But Guillen says free trade has been good for the American consumer. It’s reduced the cost of everything we buy, and improved the variety and quality of goods and services, he notes.
Free trade has benefitted people who have certain skills, while hurting those with other skills, Guillen says. It’s been particularly bad for people in the Rust Belt states, especially those in their 40s or 50s, who would have a hard time simply retiring, he adds. But that’s a relatively small slice of the workforce, he notes.
“It’s better to lock in the gains, and try to come up with programs to help those affected find new jobs,” Guillen said.
Zandi says the tariffs Trump is proposing would “be very difficult to digest” because they would mean higher prices, and it’s not clear that production would shift to the United States.
Trump’s stance on immigration has been a big part focus of campaign media coverage, namely his pledge to build a wall on the border with Mexico, and to make that country pay for it. Guillen calls his proposals “very extreme,” noting that net migration from Mexico has come down to zero; most immigration has been from Central America, he says. NAFTA has helped make Mexico a stronger economy that has reduced illegal immigration into this country, he notes.
Zandi says passing immigration reform like what passed the Senate in 2013, and which Clinton supports, could have an energizing effect on the economy, increasing growth, expanding the tax base and helping pay for underfunded entitlement programs.

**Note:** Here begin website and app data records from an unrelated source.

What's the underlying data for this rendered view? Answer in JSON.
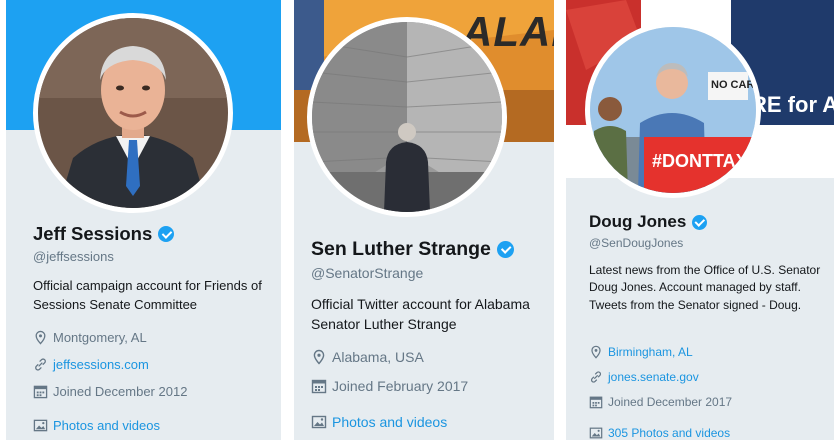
{
  "colors": {
    "link": "#1b95e0",
    "verified": "#1da1f2",
    "muted": "#657786",
    "card_bg": "#e6ecf0",
    "banner_sessions": "#1da1f2"
  },
  "profiles": [
    {
      "name": "Jeff Sessions",
      "handle": "@jeffsessions",
      "bio": "Official campaign account for Friends of Sessions Senate Committee",
      "location": "Montgomery, AL",
      "website": "jeffsessions.com",
      "joined": "Joined December 2012",
      "photos": "Photos and videos",
      "icons": [
        "location-pin-icon",
        "link-icon",
        "calendar-icon",
        "photo-icon"
      ]
    },
    {
      "name": "Sen Luther Strange",
      "handle": "@SenatorStrange",
      "bio": "Official Twitter account for Alabama Senator Luther Strange",
      "location": "Alabama, USA",
      "joined": "Joined February 2017",
      "photos": "Photos and videos",
      "banner_text": "ALABA",
      "icons": [
        "location-pin-icon",
        "calendar-icon",
        "photo-icon"
      ]
    },
    {
      "name": "Doug Jones",
      "handle": "@SenDougJones",
      "bio": "Latest news from the Office of U.S. Senator Doug Jones. Account managed by staff. Tweets from the Senator signed - Doug.",
      "location": "Birmingham, AL",
      "website": "jones.senate.gov",
      "joined": "Joined December 2017",
      "photos": "305 Photos and videos",
      "banner_text": "RE for AME",
      "avatar_sign_text": "#DONTTAXME",
      "avatar_placard_text": "NO CAR",
      "icons": [
        "location-pin-icon",
        "link-icon",
        "calendar-icon",
        "photo-icon"
      ]
    }
  ]
}
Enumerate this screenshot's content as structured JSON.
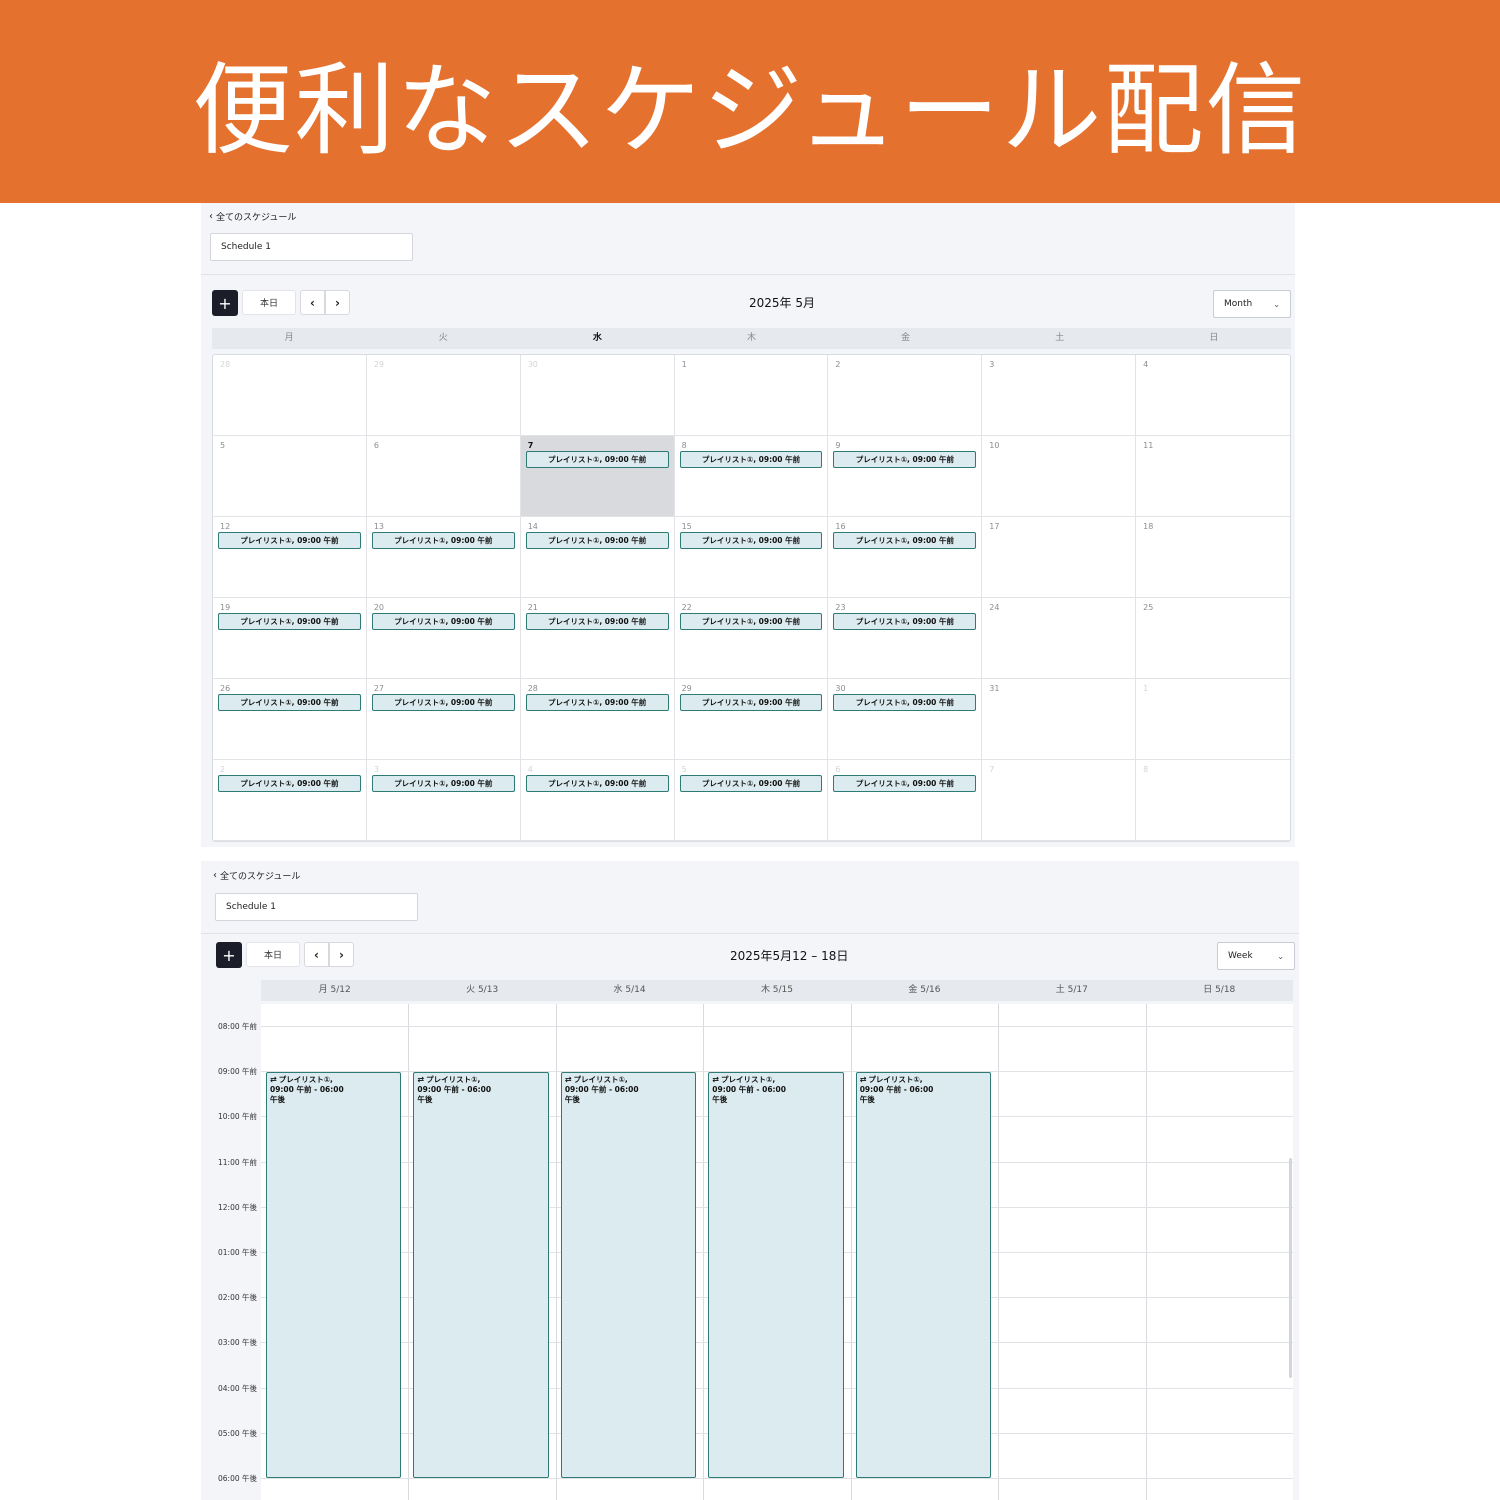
{
  "banner": {
    "title": "便利なスケジュール配信"
  },
  "month_view": {
    "back_label": "全てのスケジュール",
    "schedule_name": "Schedule 1",
    "today_button": "本日",
    "title": "2025年 5月",
    "view_mode": "Month",
    "weekdays": [
      "月",
      "火",
      "水",
      "木",
      "金",
      "土",
      "日"
    ],
    "today_weekday_index": 2,
    "weeks": [
      [
        {
          "d": "28",
          "off": true
        },
        {
          "d": "29",
          "off": true
        },
        {
          "d": "30",
          "off": true
        },
        {
          "d": "1"
        },
        {
          "d": "2"
        },
        {
          "d": "3"
        },
        {
          "d": "4"
        }
      ],
      [
        {
          "d": "5"
        },
        {
          "d": "6"
        },
        {
          "d": "7",
          "today": true,
          "ev": true
        },
        {
          "d": "8",
          "ev": true
        },
        {
          "d": "9",
          "ev": true
        },
        {
          "d": "10"
        },
        {
          "d": "11"
        }
      ],
      [
        {
          "d": "12",
          "ev": true
        },
        {
          "d": "13",
          "ev": true
        },
        {
          "d": "14",
          "ev": true
        },
        {
          "d": "15",
          "ev": true
        },
        {
          "d": "16",
          "ev": true
        },
        {
          "d": "17"
        },
        {
          "d": "18"
        }
      ],
      [
        {
          "d": "19",
          "ev": true
        },
        {
          "d": "20",
          "ev": true
        },
        {
          "d": "21",
          "ev": true
        },
        {
          "d": "22",
          "ev": true
        },
        {
          "d": "23",
          "ev": true
        },
        {
          "d": "24"
        },
        {
          "d": "25"
        }
      ],
      [
        {
          "d": "26",
          "ev": true
        },
        {
          "d": "27",
          "ev": true
        },
        {
          "d": "28",
          "ev": true
        },
        {
          "d": "29",
          "ev": true
        },
        {
          "d": "30",
          "ev": true
        },
        {
          "d": "31"
        },
        {
          "d": "1",
          "off": true
        }
      ],
      [
        {
          "d": "2",
          "off": true,
          "ev": true
        },
        {
          "d": "3",
          "off": true,
          "ev": true
        },
        {
          "d": "4",
          "off": true,
          "ev": true
        },
        {
          "d": "5",
          "off": true,
          "ev": true
        },
        {
          "d": "6",
          "off": true,
          "ev": true
        },
        {
          "d": "7",
          "off": true
        },
        {
          "d": "8",
          "off": true
        }
      ]
    ],
    "event_label": "プレイリスト①, 09:00 午前"
  },
  "week_view": {
    "back_label": "全てのスケジュール",
    "schedule_name": "Schedule 1",
    "today_button": "本日",
    "title": "2025年5月12 – 18日",
    "view_mode": "Week",
    "days": [
      "月 5/12",
      "火 5/13",
      "水 5/14",
      "木 5/15",
      "金 5/16",
      "土 5/17",
      "日 5/18"
    ],
    "times": [
      "08:00 午前",
      "09:00 午前",
      "10:00 午前",
      "11:00 午前",
      "12:00 午後",
      "01:00 午後",
      "02:00 午後",
      "03:00 午後",
      "04:00 午後",
      "05:00 午後",
      "06:00 午後"
    ],
    "event_line1": "プレイリスト①,",
    "event_line2": "09:00 午前 - 06:00",
    "event_line3": "午後",
    "event_days": [
      0,
      1,
      2,
      3,
      4
    ]
  },
  "colors": {
    "banner": "#e5712e",
    "event_bg": "#dcebef",
    "event_border": "#2e7a74",
    "add_button": "#1b1d29"
  },
  "icons": {
    "back": "chevron-left-icon",
    "repeat": "repeat-icon",
    "dropdown": "chevron-down-icon"
  }
}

Clinton has proposed patching up some elements of Obamacare, by adding more generous coverage for prescription drugs and capping prescription drug spending, says Wharton health care management professor Mark Pauly. She’s also embraced the “public option,” as well as buying into Medicare at age 55, in response to the challenge from Bernie Sanders, he notes.
Trump proposed to abolish Obamacare and replace it with a high-deductible health insurance plan with health savings accounts, says Pauly. Americans could fully deduct their premiums from their taxes, Pauly says. For lower-income Americans, states would be given a block grant of Medicaid, and state officials would be able to choose how to use it.
The plan is ironic, because even though the regulatory burden would disappear, as well as the individual and employer mandate, the remaining plan would still look a lot like Obamacare, Pauly says.
Historically, health care has been Clinton’s issue, but she gave it only a sentence in her acceptance speech at the Democratic convention, Pauly says. Both candidates have been avoiding speaking on this topic, because they know there isn’t much to be gained by doing so, he notes.
“There’s no winning strategy, there’s only alternate ways to make people mad,” Pauly adds.